I was shown how to grasp the fish in such a way that its spiky fin wouldn't jab me (in theory) and how to manoeuvre the hook out of its mouth. With nimble fingers (remember that hippo on crack?), I managed to remove the sharp weapon from its mouth, and tossed the wriggly critter back into the lake. After a few imperceptible shudders (which scarcely rocked the boat), I rinsed my hands in lake water and attempted another cast into the population of hungry miniature fish. Unfortunately, that last one successfully ate the worm. That's when the other foot came down.
"How about a double-header? I think it's time you learned how to bait your own hook."
"Oh, come on now! You've got to be kidding me"
This time I began to shudder before I even touched the worm - or half-worm as it was. I watched a demonstration of a worm body-piercing, and I was on my own. I wasn't prepared for the strength of its tiny body, or for its determination to ease its way out from my tentative grip. Somewhere between a chorus of ewws, ughs and pathetic whimpers, I managed to jab it once, and loop the rest of its body around for a secure, second impalement. After a longer rinse in the lake, I was ready for the next peckish sunfish, which promptly ate the worm.
Despite the unpleasant tasks of baiting and unhooking, that afternoon stands out to me as one of the highlights of the weekend. We never did catch any walleye, but being out there basking in the sun and fresh air, enjoying great company, savouring the beautiful scenery, overcoming much of my apprehension and catching the best damned piece of driftwood of my life made it a wonderfully, memorable afternoon - and weekend.
Now, there's a little bit of country that you'd be hard-pressed to take out of this girl.
Enjoy the photos. There will be more in a few days.
The brilliant shades of autumn greet the morning shortly after sunrise.
Early morning, a neighbour's iron angler watches attentively while waiting for the the big bite.
I didn't catch this pike, so I didn't have to unhook him, which is good because he looks intimidating to me.

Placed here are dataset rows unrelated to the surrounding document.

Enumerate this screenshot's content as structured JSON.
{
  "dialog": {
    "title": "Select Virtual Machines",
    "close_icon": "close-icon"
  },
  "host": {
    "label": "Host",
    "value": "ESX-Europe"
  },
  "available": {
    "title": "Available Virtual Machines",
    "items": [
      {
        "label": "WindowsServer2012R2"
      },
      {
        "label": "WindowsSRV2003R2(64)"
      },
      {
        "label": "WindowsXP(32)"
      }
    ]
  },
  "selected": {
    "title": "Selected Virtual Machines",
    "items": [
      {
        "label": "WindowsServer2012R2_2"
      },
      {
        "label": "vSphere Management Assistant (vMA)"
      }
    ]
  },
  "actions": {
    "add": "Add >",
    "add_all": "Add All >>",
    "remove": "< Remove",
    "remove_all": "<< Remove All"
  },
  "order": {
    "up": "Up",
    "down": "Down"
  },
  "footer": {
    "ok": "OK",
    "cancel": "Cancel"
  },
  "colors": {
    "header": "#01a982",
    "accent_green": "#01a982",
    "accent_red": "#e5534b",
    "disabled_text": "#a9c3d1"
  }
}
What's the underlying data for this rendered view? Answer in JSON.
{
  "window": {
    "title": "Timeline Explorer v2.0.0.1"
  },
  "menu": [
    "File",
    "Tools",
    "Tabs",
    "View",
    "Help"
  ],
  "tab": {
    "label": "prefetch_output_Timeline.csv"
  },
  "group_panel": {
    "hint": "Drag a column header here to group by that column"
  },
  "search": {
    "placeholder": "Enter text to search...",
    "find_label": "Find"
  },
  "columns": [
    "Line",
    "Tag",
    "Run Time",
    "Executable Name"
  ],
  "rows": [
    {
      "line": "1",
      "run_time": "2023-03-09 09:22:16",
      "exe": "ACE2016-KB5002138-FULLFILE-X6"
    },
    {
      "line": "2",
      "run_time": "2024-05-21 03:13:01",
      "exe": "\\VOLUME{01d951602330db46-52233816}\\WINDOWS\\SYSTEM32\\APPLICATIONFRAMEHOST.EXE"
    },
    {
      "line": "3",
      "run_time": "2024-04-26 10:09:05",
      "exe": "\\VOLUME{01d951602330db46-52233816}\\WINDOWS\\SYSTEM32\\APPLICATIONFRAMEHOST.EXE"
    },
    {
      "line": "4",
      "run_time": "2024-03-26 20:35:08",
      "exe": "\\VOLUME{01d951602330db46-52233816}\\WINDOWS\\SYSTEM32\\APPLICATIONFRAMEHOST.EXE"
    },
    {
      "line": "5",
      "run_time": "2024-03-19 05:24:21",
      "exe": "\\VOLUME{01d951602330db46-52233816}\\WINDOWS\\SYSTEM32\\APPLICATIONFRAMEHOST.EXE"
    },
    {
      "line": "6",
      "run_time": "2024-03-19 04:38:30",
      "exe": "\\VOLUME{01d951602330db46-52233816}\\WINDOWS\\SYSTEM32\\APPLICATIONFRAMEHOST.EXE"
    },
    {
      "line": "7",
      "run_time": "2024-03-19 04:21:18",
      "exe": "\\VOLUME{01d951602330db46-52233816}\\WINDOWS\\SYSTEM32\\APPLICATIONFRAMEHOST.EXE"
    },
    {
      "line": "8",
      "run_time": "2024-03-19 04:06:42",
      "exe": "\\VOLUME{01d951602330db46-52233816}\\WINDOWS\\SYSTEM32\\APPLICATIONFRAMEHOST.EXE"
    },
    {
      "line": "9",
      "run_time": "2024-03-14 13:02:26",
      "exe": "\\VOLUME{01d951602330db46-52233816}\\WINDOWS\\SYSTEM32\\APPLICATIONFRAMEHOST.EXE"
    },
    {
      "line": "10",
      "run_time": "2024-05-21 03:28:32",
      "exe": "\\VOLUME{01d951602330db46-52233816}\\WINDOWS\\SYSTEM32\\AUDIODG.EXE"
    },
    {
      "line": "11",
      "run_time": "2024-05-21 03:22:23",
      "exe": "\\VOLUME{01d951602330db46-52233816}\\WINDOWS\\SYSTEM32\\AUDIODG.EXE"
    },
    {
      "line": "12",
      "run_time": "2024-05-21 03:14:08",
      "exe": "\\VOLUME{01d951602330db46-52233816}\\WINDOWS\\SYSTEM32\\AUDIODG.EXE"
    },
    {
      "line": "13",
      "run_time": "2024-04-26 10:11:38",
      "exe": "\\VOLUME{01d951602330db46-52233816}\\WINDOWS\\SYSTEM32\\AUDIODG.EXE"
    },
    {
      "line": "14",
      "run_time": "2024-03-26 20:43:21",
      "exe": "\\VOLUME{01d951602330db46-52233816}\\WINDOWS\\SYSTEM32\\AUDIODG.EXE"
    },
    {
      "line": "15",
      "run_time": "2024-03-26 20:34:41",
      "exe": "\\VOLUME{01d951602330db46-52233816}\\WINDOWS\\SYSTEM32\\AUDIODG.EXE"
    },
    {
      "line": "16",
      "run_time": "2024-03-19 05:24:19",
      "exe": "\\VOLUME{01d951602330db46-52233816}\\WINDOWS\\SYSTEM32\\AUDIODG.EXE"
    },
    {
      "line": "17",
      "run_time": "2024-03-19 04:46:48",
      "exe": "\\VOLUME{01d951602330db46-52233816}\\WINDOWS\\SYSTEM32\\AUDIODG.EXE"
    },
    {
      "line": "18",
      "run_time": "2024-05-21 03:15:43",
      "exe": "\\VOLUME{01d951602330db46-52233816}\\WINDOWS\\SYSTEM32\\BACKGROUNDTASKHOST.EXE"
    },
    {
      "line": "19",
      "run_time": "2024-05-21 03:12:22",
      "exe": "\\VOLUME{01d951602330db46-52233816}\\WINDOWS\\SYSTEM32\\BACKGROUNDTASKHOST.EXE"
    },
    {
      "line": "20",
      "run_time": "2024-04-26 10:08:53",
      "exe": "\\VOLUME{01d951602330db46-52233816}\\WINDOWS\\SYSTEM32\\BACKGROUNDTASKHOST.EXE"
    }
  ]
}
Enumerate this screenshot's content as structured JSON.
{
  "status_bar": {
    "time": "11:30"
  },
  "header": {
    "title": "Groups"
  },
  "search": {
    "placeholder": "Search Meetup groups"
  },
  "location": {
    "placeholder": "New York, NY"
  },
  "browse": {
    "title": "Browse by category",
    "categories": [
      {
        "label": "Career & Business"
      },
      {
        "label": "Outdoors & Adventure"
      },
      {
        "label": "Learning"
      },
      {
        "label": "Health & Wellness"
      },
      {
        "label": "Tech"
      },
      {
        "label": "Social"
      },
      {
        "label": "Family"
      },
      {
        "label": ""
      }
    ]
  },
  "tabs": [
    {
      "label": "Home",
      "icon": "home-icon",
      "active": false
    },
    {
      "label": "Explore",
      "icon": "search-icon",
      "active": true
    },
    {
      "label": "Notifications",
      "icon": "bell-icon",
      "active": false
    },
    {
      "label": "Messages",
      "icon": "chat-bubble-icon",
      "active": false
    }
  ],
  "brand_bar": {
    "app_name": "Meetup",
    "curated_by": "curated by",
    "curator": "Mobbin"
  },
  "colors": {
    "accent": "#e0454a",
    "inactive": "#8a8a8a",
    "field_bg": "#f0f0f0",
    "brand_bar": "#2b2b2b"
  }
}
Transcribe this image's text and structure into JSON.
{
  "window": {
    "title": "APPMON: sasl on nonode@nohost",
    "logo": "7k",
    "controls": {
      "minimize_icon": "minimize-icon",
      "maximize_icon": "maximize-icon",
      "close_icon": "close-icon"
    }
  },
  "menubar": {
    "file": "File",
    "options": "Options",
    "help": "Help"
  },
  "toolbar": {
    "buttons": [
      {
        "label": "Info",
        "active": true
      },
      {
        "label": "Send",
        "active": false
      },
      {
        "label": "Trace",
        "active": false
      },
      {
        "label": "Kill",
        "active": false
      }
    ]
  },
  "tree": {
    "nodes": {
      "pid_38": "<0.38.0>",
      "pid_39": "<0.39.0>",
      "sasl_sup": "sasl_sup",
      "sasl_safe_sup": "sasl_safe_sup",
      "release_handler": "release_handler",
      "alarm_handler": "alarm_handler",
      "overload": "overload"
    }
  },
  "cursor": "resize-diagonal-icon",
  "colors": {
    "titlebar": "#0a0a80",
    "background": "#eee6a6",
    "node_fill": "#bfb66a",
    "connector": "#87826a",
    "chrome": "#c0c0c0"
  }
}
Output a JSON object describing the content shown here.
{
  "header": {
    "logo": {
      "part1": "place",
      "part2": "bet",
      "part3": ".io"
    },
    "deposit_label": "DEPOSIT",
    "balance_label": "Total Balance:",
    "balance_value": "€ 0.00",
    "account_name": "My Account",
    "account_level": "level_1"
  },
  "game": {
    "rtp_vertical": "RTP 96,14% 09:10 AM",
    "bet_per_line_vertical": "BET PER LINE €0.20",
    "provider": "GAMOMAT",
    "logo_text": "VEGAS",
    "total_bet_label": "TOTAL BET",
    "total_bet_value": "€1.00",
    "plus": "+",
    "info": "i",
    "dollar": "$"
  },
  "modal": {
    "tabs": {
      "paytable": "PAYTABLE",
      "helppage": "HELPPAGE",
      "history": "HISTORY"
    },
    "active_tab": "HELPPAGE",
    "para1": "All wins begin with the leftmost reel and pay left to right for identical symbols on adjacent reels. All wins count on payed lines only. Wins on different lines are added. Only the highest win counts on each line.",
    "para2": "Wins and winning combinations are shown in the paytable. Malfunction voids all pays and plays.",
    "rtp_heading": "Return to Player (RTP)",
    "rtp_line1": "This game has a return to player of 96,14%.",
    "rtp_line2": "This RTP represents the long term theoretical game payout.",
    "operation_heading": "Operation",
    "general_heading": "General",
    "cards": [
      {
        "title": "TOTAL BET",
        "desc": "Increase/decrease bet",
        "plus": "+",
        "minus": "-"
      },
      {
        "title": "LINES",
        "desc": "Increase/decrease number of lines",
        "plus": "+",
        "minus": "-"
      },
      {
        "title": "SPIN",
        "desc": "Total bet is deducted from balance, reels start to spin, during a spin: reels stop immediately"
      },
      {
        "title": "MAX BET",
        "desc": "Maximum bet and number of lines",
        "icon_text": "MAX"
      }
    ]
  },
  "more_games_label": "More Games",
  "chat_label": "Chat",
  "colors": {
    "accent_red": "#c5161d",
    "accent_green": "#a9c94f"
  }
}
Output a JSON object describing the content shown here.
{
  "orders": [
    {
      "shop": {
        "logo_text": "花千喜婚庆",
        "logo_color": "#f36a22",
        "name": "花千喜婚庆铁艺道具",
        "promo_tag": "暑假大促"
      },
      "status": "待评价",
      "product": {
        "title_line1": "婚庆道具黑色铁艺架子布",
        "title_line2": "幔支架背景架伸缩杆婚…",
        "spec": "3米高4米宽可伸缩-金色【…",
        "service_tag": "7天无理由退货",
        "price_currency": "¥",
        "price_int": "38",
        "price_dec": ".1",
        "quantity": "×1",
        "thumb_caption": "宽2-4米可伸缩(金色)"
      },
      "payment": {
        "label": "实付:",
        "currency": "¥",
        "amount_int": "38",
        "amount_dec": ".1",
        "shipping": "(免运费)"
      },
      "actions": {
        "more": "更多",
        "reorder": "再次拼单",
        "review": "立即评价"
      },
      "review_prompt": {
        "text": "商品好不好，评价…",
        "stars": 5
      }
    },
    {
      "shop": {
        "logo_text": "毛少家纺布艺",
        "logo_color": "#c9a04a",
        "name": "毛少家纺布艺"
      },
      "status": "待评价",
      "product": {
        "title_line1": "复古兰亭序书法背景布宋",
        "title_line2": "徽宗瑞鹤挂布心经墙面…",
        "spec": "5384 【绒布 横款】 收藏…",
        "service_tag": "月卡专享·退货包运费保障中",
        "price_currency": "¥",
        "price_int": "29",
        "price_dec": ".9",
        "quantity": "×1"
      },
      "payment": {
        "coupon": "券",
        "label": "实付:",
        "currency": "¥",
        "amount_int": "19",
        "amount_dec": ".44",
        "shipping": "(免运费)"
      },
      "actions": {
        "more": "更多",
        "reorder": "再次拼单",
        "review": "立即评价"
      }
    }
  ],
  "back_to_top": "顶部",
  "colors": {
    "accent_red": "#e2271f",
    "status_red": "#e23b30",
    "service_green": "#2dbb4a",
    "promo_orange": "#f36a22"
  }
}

Of lesser concern, this sunfish was one of the first of many to be caught that day.
Just outside the cottage back door, this lure tree sits collecting colourful lures, hooks and other lost fishing-related items reeled in by chance.
After a bit of exploring at a nearby bay, we brought back this fish-shaped piece of driftwood and decided that it would be the new lure tree. It now adorns the side of the cottage.
Just a boat, a bumper and a rope, but I liked the way it looked.
Fishing off of the dock in the late afternoon was a pretty typical activity while watching the sunset come to life.
And sometimes all you need is that sunset.
I'll be posting some more photos in a few days. In the meantime you can find some great cottage-life photos over at Frank's blog.